In these ways, by instinct, application and necessary egotism, Hemingway hit upon a style and a demeanor that came out of American life but also -- like contemporary jazz -- spoke to and for the rest of the world. He was of course not alone in the endeavor. In their different ways Stein, Anderson, Sinclair Lewis and William Carlos Williams were all reaching toward an American-universal idiom. Hemingway's triumph was to apply this to the grim, immemorial themes of death, defeat and the loss of illusions -- a bigger context than that of Winesburg or Gopher Prairie. The omissions and the repetitive utterance gave a certain "thriftiness," comparable to that in Homer and other folk epics.
BEYOND THAT, he patented a form of talk and conduct that seemed instantly "true" -- the way it was, the way people felt they ought to be. It is a style of impatience, cynicism, challenge and suspicion: the manner of someone who will take no more guff, having been offerred too much already.
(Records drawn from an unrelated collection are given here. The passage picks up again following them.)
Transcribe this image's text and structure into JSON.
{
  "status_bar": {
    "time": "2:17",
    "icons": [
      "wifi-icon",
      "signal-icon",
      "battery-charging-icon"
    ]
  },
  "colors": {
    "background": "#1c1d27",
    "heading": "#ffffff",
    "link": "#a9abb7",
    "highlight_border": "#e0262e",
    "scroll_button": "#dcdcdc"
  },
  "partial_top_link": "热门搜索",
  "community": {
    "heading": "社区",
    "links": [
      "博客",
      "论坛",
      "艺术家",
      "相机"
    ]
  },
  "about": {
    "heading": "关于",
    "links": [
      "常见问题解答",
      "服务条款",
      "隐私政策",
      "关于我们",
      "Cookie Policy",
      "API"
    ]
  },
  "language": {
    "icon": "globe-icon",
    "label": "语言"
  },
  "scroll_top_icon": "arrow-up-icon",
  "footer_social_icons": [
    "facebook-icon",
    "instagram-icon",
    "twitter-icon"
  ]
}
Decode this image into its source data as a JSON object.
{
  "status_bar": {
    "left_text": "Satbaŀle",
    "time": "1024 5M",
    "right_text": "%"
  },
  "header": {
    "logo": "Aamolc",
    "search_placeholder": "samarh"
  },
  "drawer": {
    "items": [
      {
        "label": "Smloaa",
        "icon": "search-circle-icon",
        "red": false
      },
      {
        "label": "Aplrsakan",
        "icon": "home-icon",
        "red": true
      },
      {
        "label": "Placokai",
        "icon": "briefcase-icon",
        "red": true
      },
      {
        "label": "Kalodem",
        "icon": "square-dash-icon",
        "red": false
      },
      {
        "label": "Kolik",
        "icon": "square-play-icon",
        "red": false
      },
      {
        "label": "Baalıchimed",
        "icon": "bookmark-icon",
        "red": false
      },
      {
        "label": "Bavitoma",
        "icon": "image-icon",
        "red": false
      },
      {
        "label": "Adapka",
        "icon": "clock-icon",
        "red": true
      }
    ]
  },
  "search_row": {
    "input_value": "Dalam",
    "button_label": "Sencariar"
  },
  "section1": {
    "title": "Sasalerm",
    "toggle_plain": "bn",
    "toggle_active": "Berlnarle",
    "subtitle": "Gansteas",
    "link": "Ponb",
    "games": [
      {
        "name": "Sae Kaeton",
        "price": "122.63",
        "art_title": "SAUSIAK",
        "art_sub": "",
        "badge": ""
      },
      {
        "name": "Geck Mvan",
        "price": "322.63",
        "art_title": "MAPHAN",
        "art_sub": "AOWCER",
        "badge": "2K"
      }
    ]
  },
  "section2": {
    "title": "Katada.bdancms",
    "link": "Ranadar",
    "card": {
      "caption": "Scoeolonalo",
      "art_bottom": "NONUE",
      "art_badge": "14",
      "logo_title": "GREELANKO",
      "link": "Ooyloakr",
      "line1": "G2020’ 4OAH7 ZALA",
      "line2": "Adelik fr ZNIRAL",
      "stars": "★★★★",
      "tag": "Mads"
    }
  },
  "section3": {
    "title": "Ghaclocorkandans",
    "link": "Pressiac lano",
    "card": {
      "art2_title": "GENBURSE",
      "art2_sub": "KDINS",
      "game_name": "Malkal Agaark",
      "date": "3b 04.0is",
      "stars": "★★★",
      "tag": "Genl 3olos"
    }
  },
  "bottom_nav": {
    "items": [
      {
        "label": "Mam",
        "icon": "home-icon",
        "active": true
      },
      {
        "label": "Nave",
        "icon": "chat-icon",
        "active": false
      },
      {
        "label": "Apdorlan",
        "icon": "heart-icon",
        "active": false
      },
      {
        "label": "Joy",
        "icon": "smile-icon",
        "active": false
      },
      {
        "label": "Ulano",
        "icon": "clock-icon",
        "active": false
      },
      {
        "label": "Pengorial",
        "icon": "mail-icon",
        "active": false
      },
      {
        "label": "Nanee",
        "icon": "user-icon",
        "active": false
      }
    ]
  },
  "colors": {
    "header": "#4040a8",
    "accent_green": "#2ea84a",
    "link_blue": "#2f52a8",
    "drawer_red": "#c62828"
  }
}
It is the style of veterans, yet also of youth determined to claim their share in adult life. This style has been so much imitated that it has entered into the very texture of American life and literature, not to mention the cinema and television. Bogart is one of its examplars, and thus indirectly a creation of Hemingway. Hemingway is one of the inventors of 20th-century America.
To dwell therefore upon his existence rather than his essence may lead us to undervalue or even miss altogether the astonishing convergence within Ernest Hemingway of an emerging American voice, an international mood in need of expression, and a rare set of appropriate individual instincts. Perhaps the confluence could not in its nature last for more than a decade or so. Perhaps Hemingway was then doomed to a sense of failure and self-parody shaped by his very successes.
We may wish that he had been a nicer man, and so given hs biographers a more cheerful, less-anticlimactic lifespan to chronicle. But then, if Hemingway had been a nicer guy he would not have been Hemingway, and we would not have those incomparably gruff, rueful, pellucid passages, still so haunting in half a dozen Hemingway stories, in The Sun Also Rises, or in A Farewell to Arms:
"The trunks of the trees too were dusty and the leaves fell early that year and we saw the troops marching along the road and the dust rising and leaves, stirred by the breeze, falling and the soldiers marching and afterwards the road bare and white except for the leaves."